ECS continues debate on student evaluations
The discussion on Grand Valley State University student evaluations is continuing its slow trek forward.
On Friday, the Executive Committee of the Senate passed a motion to recommend a new evaluation method to the University Academic Senate. The motion suggests that the university adopt a standardized measure that is both reliable and valid.
“In psychology we have no idea who created our evaluation,” psychology professor Brian Lakey said. “We have no idea what it measures. We pretend we are doing this thing with sophistication and we’re not, but we could.”
There is still a lot to figure out and some wonder if the proposal is even feasible. Karen Gipson, chair of the ECS, received several emails from professors at GVSU regarding the issue.
“A main concern is that we are a very diverse campus and we are not able to standardize evaluations and we shouldn’t try,” Gipson said.
Several town hall meetings were held throughout January to allow faculty the chance to provide input. Some discussion revolved around how the evaluations will be administered.
In the past, those given online through Blackboard have had very low response rates. Suggestions to improve those rates ranged from withholding grades to having all evaluations completed in class.
Some faculty recommended that the results of the evaluations be published and made available to students as an alternative to www.ratemyprofessor.com and other websites.
Another discussion included what constitutes good teaching and how students should evaluate their professors. Some departments, such as nursing, focus more on outcome based learning than others.
“We want to be able to tell the community and the institutions that hire our students that we are producing graduates who can meet the requirements of their job positions,” nursing professor Joy Washburn said. “Frankly, (employers) are not going to care that 80 percent of the students thought that the instructor was enthusiastic about teaching the course. They’re going to be concerned that I produced a graduate who can work with others as a member of a team.”
The big question then is what form of evaluation can effectively measure a faculty member.
“My head is spinning,” said Donijo Robbins, professor of public finance. “There are multiple things going on from what questionnaire do we use to process and deciding what role student evaluations play anyway in determining what effective teaching is.”
Though the ECS motion suggests that the university adopt a standardized measure of evaluation, it does not suggest a specific instrument or form to use.
IDEA and SEEQ have been discussed as possible options, though neither one has received widespread support. Some ECS members asked why the discussion is even being held if there isn’t a good instrument available. Others think the university needs to first commit to using a standardized measure.
“If we’re not committed to reliable and valid quantitative measurement, we’re wasting our time,” Lakey said. “To me it’s backwards to pick an instrument first because if we aren’t committed to reliable measurements then we don’t have to bother to pick an instrument to use.”

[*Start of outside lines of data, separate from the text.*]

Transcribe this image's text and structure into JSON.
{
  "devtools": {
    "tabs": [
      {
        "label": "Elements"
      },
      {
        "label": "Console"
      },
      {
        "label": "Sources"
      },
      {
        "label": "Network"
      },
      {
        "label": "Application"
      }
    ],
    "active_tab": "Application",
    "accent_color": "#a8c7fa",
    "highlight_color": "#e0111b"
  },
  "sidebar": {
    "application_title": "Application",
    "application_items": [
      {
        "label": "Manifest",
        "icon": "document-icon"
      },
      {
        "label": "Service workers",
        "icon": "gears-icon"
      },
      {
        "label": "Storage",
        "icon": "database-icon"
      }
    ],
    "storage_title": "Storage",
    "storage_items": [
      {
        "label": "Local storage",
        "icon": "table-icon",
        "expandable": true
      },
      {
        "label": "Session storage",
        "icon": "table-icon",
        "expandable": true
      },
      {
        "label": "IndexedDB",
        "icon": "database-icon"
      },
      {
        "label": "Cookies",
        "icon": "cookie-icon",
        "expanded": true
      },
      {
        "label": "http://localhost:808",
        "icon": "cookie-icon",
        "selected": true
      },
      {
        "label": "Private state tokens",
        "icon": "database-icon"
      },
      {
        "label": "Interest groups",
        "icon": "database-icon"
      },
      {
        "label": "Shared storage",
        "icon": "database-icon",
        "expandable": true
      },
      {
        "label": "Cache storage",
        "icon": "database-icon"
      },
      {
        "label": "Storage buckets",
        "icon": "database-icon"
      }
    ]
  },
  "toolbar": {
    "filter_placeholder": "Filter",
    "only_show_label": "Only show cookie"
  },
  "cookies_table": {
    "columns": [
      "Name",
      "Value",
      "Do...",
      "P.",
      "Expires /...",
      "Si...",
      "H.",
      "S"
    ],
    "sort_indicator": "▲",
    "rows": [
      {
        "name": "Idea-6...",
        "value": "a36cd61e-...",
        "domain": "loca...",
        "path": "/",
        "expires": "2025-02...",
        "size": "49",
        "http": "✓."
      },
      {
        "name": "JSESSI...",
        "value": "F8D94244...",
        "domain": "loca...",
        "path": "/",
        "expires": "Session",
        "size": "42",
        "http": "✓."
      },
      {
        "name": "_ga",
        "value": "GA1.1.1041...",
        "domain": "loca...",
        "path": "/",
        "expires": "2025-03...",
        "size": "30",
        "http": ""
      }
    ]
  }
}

The debate continued for more than an hour at the meeting and though several things remain undecided, the ECS was able to move forward and voted in favor of presenting the motion to UAS senators during the meeting this Friday.